Objective: To examine whether implementation of a comprehensive, multicomponent, statewide surgical quality improvement collaborative is associated with changes in hospital safety culture.
Design, setting, and participants: In this survey study, the Safety Attitudes Questionnaire, a 56-item validated survey covering 6 culture domains (teamwork, safety, operating room safety, working conditions, perceptions of management, and employee engagement), was administered to a random sample of physicians, nurses, operating room staff, administrators, and leaders across Illinois hospitals to assess hospital safety culture prior to launching a new statewide quality collaborative in 2015 and then again in 2017. The final analysis included 1024 respondents from 36 diverse hospitals, including major academic, community, and rural centers, enrolled in ISQIC (Illinois Surgical Quality Improvement Collaborative).
Exposures: Participation in a comprehensive, multicomponent statewide surgical quality improvement collaborative.
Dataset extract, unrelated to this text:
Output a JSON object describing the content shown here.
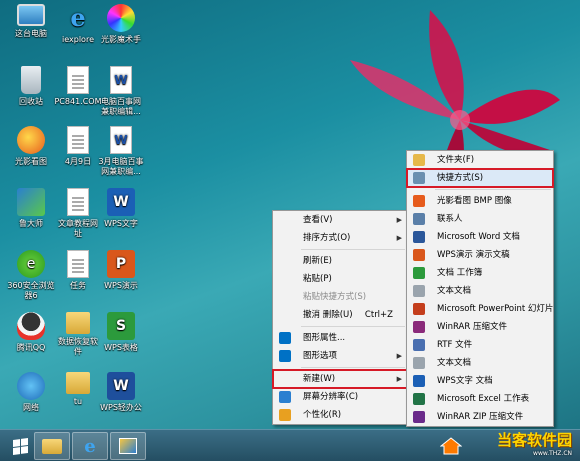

Key components included enrollment in a common standardized data registry, formal quality and process improvement training, participation in collaborative-wide quality improvement projects, funding support for local projects, and guidance provided by surgeon mentors and process improvement coaches.
Main outcomes and measures: Perception of hospital safety culture.
Results: The overall survey response rate was 43.0% (580 of 1350 surveys) in 2015 and 39.0% (444 of 1138 surveys) in 2017 from 36 hospitals. Improvement occurred in all the overall domains, with significant improvement in teamwork climate (change, 3.9%; P = .03) and safety climate (change, 3.2%; P = .02). The largest improvements occurred in individual measures within domains, including physician-nurse collaboration (change, 7.2%; P = .004), reporting of concerns (change, 4.7%; P = .009), and reduction in communication breakdowns (change, 8.4%; P = .005). Hospitals with the lowest baseline safety culture experienced the largest improvements following collaborative implementation (change range, 11.1%-14.9% per domain; P < .05 for all). Although several hospitals experienced improvement in safety culture in 1 domain, most hospitals experienced improvement across several domains.
Conclusions and relevance: This survey study found that hospital enrollment in a statewide quality improvement collaborative was associated with overall improvement in safety culture after implementing multiple learning collaborative strategies. Hospitals with the poorest baseline culture reported the greatest improvement following implementation of the collaborative.